Task instructions
One line at a time, check the entries below for the word "vertical", and copy each line that has it.

Element data from apps and pages
—————

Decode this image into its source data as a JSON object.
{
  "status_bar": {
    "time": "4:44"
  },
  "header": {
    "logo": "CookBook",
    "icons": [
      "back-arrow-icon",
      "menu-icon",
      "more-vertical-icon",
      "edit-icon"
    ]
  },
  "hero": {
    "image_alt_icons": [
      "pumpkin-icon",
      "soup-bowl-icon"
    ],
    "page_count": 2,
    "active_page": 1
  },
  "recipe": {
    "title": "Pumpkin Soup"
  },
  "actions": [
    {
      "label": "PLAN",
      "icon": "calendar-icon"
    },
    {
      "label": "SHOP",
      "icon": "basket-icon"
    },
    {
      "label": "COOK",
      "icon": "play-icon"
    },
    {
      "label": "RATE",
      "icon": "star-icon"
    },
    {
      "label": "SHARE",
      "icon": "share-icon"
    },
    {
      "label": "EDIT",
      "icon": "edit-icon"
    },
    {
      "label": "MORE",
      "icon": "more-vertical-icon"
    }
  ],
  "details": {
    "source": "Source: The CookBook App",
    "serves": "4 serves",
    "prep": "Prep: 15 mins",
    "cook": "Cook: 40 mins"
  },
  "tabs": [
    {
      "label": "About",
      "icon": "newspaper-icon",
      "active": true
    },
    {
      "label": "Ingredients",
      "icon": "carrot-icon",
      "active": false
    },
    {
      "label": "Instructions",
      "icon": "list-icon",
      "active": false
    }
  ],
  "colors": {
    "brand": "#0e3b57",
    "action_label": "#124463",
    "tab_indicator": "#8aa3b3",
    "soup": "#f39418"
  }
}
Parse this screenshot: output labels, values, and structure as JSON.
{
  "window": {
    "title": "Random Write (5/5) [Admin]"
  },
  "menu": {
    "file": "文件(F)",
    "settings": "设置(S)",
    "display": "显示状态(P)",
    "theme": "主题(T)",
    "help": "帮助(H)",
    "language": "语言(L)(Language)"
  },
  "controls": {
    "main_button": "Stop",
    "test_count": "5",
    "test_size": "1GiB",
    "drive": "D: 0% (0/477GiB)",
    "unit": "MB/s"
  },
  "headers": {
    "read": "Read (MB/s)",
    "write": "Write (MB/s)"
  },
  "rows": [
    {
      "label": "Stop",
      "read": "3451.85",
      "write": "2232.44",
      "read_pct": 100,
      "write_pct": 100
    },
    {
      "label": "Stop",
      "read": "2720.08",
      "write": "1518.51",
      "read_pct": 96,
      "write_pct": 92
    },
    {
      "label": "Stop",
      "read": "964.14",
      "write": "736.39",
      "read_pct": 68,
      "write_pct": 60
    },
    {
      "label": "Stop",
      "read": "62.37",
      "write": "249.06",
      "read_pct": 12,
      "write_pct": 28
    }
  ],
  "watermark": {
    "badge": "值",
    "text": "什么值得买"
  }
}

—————

Exercise response
      "more-vertical-icon",
      "icon": "more-vertical-icon"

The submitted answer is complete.